Work request = Each line below that includes the word "AbstractBeanFactory" is to be reported.

Records provided =
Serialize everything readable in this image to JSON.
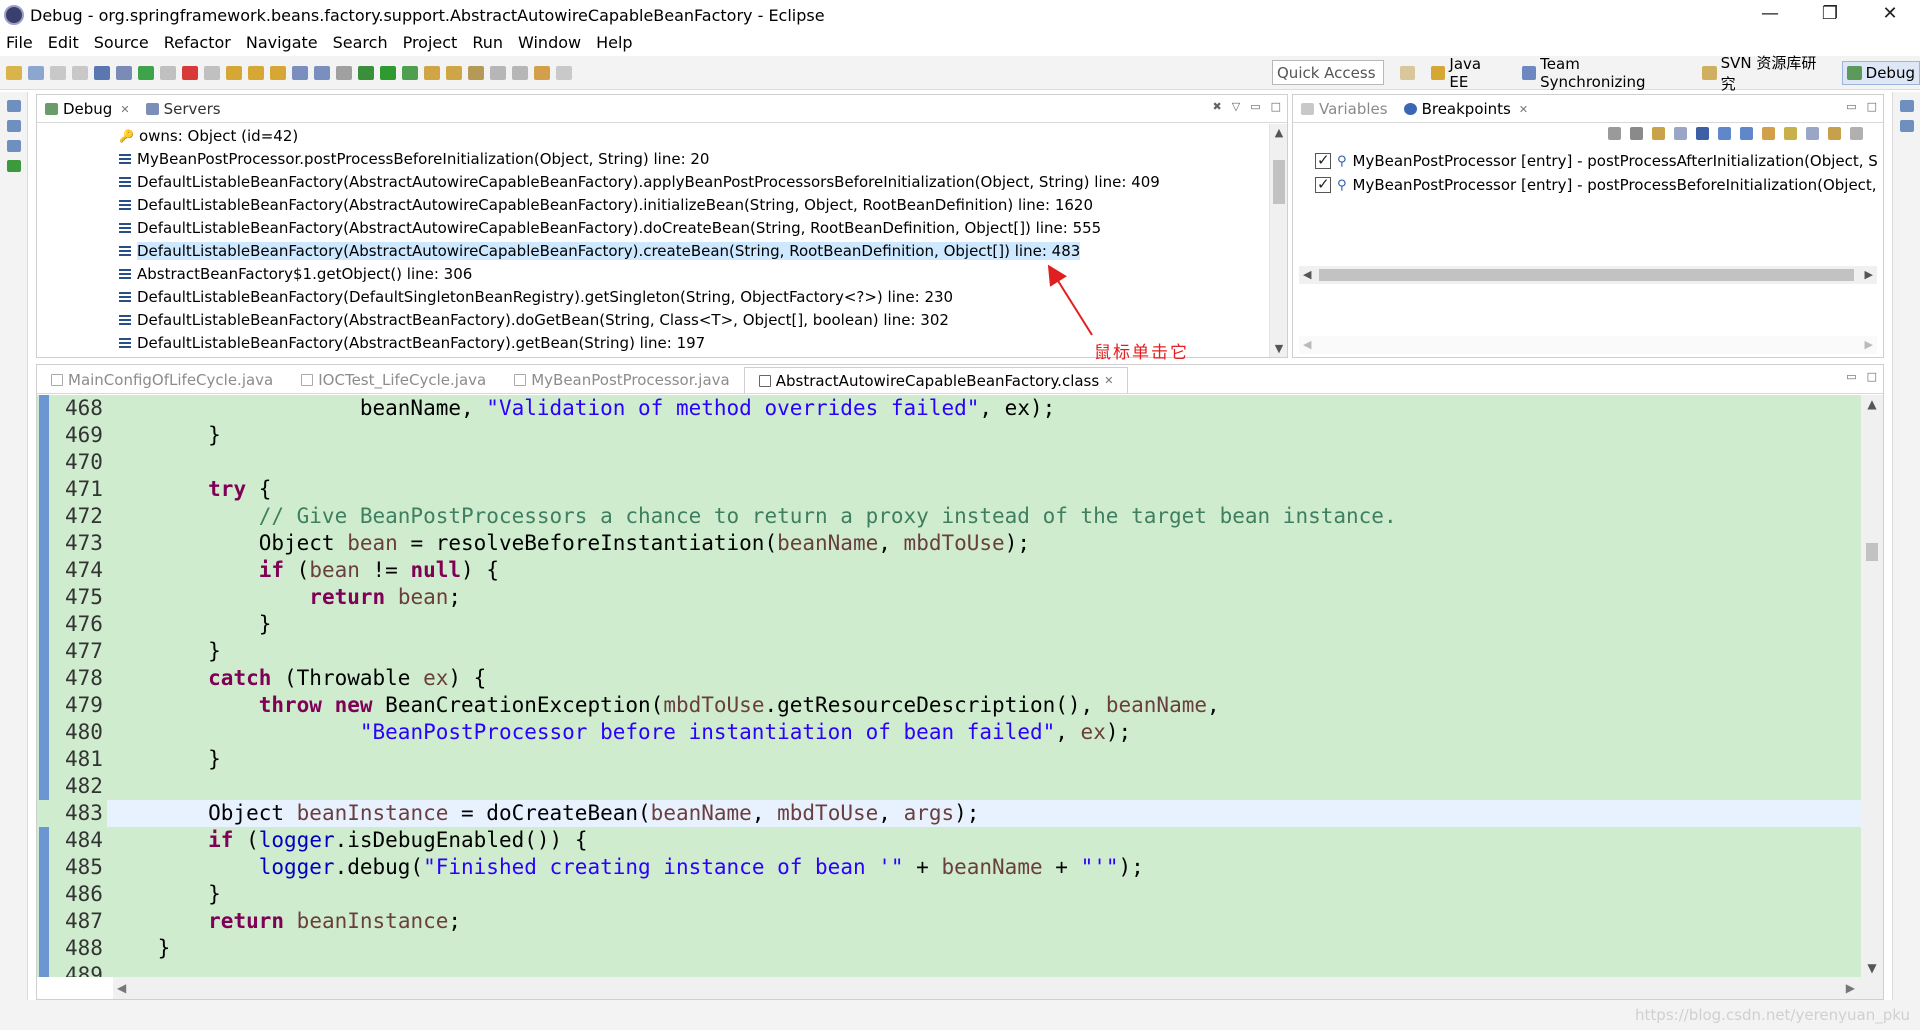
{
  "window": {
    "title": "Debug - org.springframework.beans.factory.support.AbstractAutowireCapableBeanFactory - Eclipse",
    "controls": {
      "minimize": "—",
      "restore": "❐",
      "close": "✕"
    }
  },
  "menu": [
    "File",
    "Edit",
    "Source",
    "Refactor",
    "Navigate",
    "Search",
    "Project",
    "Run",
    "Window",
    "Help"
  ],
  "toolbar": {
    "quick_access": "Quick Access",
    "perspectives": [
      {
        "label": "Java EE",
        "icon": "java-ee-icon",
        "active": false
      },
      {
        "label": "Team Synchronizing",
        "icon": "team-sync-icon",
        "active": false
      },
      {
        "label": "SVN 资源库研究",
        "icon": "svn-icon",
        "active": false
      },
      {
        "label": "Debug",
        "icon": "debug-icon",
        "active": true
      }
    ]
  },
  "debug_view": {
    "tabs": [
      {
        "label": "Debug",
        "active": true,
        "closable": true
      },
      {
        "label": "Servers",
        "active": false,
        "closable": false
      }
    ],
    "stack": [
      {
        "text": "owns: Object  (id=42)",
        "icon": "key-icon",
        "selected": false
      },
      {
        "text": "MyBeanPostProcessor.postProcessBeforeInitialization(Object, String) line: 20",
        "icon": "stack-frame-icon",
        "selected": false
      },
      {
        "text": "DefaultListableBeanFactory(AbstractAutowireCapableBeanFactory).applyBeanPostProcessorsBeforeInitialization(Object, String) line: 409",
        "icon": "stack-frame-icon",
        "selected": false
      },
      {
        "text": "DefaultListableBeanFactory(AbstractAutowireCapableBeanFactory).initializeBean(String, Object, RootBeanDefinition) line: 1620",
        "icon": "stack-frame-icon",
        "selected": false
      },
      {
        "text": "DefaultListableBeanFactory(AbstractAutowireCapableBeanFactory).doCreateBean(String, RootBeanDefinition, Object[]) line: 555",
        "icon": "stack-frame-icon",
        "selected": false
      },
      {
        "text": "DefaultListableBeanFactory(AbstractAutowireCapableBeanFactory).createBean(String, RootBeanDefinition, Object[]) line: 483",
        "icon": "stack-frame-icon",
        "selected": true
      },
      {
        "text": "AbstractBeanFactory$1.getObject() line: 306",
        "icon": "stack-frame-icon",
        "selected": false
      },
      {
        "text": "DefaultListableBeanFactory(DefaultSingletonBeanRegistry).getSingleton(String, ObjectFactory<?>) line: 230",
        "icon": "stack-frame-icon",
        "selected": false
      },
      {
        "text": "DefaultListableBeanFactory(AbstractBeanFactory).doGetBean(String, Class<T>, Object[], boolean) line: 302",
        "icon": "stack-frame-icon",
        "selected": false
      },
      {
        "text": "DefaultListableBeanFactory(AbstractBeanFactory).getBean(String) line: 197",
        "icon": "stack-frame-icon",
        "selected": false
      }
    ]
  },
  "breakpoints_view": {
    "tabs": [
      {
        "label": "Variables",
        "active": false
      },
      {
        "label": "Breakpoints",
        "active": true
      }
    ],
    "items": [
      {
        "text": "MyBeanPostProcessor [entry] - postProcessAfterInitialization(Object, Str",
        "checked": true
      },
      {
        "text": "MyBeanPostProcessor [entry] - postProcessBeforeInitialization(Object, S",
        "checked": true
      }
    ]
  },
  "annotation": {
    "label": "鼠标单击它",
    "color": "#e02020"
  },
  "editor": {
    "tabs": [
      {
        "label": "MainConfigOfLifeCycle.java",
        "active": false
      },
      {
        "label": "IOCTest_LifeCycle.java",
        "active": false
      },
      {
        "label": "MyBeanPostProcessor.java",
        "active": false
      },
      {
        "label": "AbstractAutowireCapableBeanFactory.class",
        "active": true
      }
    ],
    "current_line": 483,
    "lines": [
      {
        "n": "468",
        "tokens": [
          [
            "",
            "                    beanName, "
          ],
          [
            "str",
            "\"Validation of method overrides failed\""
          ],
          [
            "",
            ", ex);"
          ]
        ]
      },
      {
        "n": "469",
        "tokens": [
          [
            "",
            "        }"
          ]
        ]
      },
      {
        "n": "470",
        "tokens": [
          [
            "",
            ""
          ]
        ]
      },
      {
        "n": "471",
        "tokens": [
          [
            "",
            "        "
          ],
          [
            "kw",
            "try"
          ],
          [
            "",
            " {"
          ]
        ]
      },
      {
        "n": "472",
        "tokens": [
          [
            "",
            "            "
          ],
          [
            "cmt",
            "// Give BeanPostProcessors a chance to return a proxy instead of the target bean instance."
          ]
        ]
      },
      {
        "n": "473",
        "tokens": [
          [
            "",
            "            Object "
          ],
          [
            "var",
            "bean"
          ],
          [
            "",
            " = resolveBeforeInstantiation("
          ],
          [
            "var",
            "beanName"
          ],
          [
            "",
            ", "
          ],
          [
            "var",
            "mbdToUse"
          ],
          [
            "",
            ");"
          ]
        ]
      },
      {
        "n": "474",
        "tokens": [
          [
            "",
            "            "
          ],
          [
            "kw",
            "if"
          ],
          [
            "",
            " ("
          ],
          [
            "var",
            "bean"
          ],
          [
            "",
            " != "
          ],
          [
            "kw",
            "null"
          ],
          [
            "",
            ") {"
          ]
        ]
      },
      {
        "n": "475",
        "tokens": [
          [
            "",
            "                "
          ],
          [
            "kw",
            "return"
          ],
          [
            "",
            " "
          ],
          [
            "var",
            "bean"
          ],
          [
            "",
            ";"
          ]
        ]
      },
      {
        "n": "476",
        "tokens": [
          [
            "",
            "            }"
          ]
        ]
      },
      {
        "n": "477",
        "tokens": [
          [
            "",
            "        }"
          ]
        ]
      },
      {
        "n": "478",
        "tokens": [
          [
            "",
            "        "
          ],
          [
            "kw",
            "catch"
          ],
          [
            "",
            " (Throwable "
          ],
          [
            "var",
            "ex"
          ],
          [
            "",
            ") {"
          ]
        ]
      },
      {
        "n": "479",
        "tokens": [
          [
            "",
            "            "
          ],
          [
            "kw",
            "throw"
          ],
          [
            "",
            " "
          ],
          [
            "kw",
            "new"
          ],
          [
            "",
            " BeanCreationException("
          ],
          [
            "var",
            "mbdToUse"
          ],
          [
            "",
            ".getResourceDescription(), "
          ],
          [
            "var",
            "beanName"
          ],
          [
            "",
            ","
          ]
        ]
      },
      {
        "n": "480",
        "tokens": [
          [
            "",
            "                    "
          ],
          [
            "str",
            "\"BeanPostProcessor before instantiation of bean failed\""
          ],
          [
            "",
            ", "
          ],
          [
            "var",
            "ex"
          ],
          [
            "",
            ");"
          ]
        ]
      },
      {
        "n": "481",
        "tokens": [
          [
            "",
            "        }"
          ]
        ]
      },
      {
        "n": "482",
        "tokens": [
          [
            "",
            ""
          ]
        ]
      },
      {
        "n": "483",
        "tokens": [
          [
            "",
            "        Object "
          ],
          [
            "var",
            "beanInstance"
          ],
          [
            "",
            " = doCreateBean("
          ],
          [
            "var",
            "beanName"
          ],
          [
            "",
            ", "
          ],
          [
            "var",
            "mbdToUse"
          ],
          [
            "",
            ", "
          ],
          [
            "var",
            "args"
          ],
          [
            "",
            ");"
          ]
        ]
      },
      {
        "n": "484",
        "tokens": [
          [
            "",
            "        "
          ],
          [
            "kw",
            "if"
          ],
          [
            "",
            " ("
          ],
          [
            "fld",
            "logger"
          ],
          [
            "",
            ".isDebugEnabled()) {"
          ]
        ]
      },
      {
        "n": "485",
        "tokens": [
          [
            "",
            "            "
          ],
          [
            "fld",
            "logger"
          ],
          [
            "",
            ".debug("
          ],
          [
            "str",
            "\"Finished creating instance of bean '\""
          ],
          [
            "",
            " + "
          ],
          [
            "var",
            "beanName"
          ],
          [
            "",
            " + "
          ],
          [
            "str",
            "\"'\""
          ],
          [
            "",
            ");"
          ]
        ]
      },
      {
        "n": "486",
        "tokens": [
          [
            "",
            "        }"
          ]
        ]
      },
      {
        "n": "487",
        "tokens": [
          [
            "",
            "        "
          ],
          [
            "kw",
            "return"
          ],
          [
            "",
            " "
          ],
          [
            "var",
            "beanInstance"
          ],
          [
            "",
            ";"
          ]
        ]
      },
      {
        "n": "488",
        "tokens": [
          [
            "",
            "    }"
          ]
        ]
      },
      {
        "n": "489",
        "tokens": [
          [
            "",
            ""
          ]
        ]
      }
    ]
  },
  "status": {
    "watermark": "https://blog.csdn.net/yerenyuan_pku"
  }
}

Answer section =
        "text": "AbstractBeanFactory$1.getObject() line: 306",
        "text": "DefaultListableBeanFactory(AbstractBeanFactory).doGetBean(String, Class<T>, Object[], boolean) line: 302",
        "text": "DefaultListableBeanFactory(AbstractBeanFactory).getBean(String) line: 197",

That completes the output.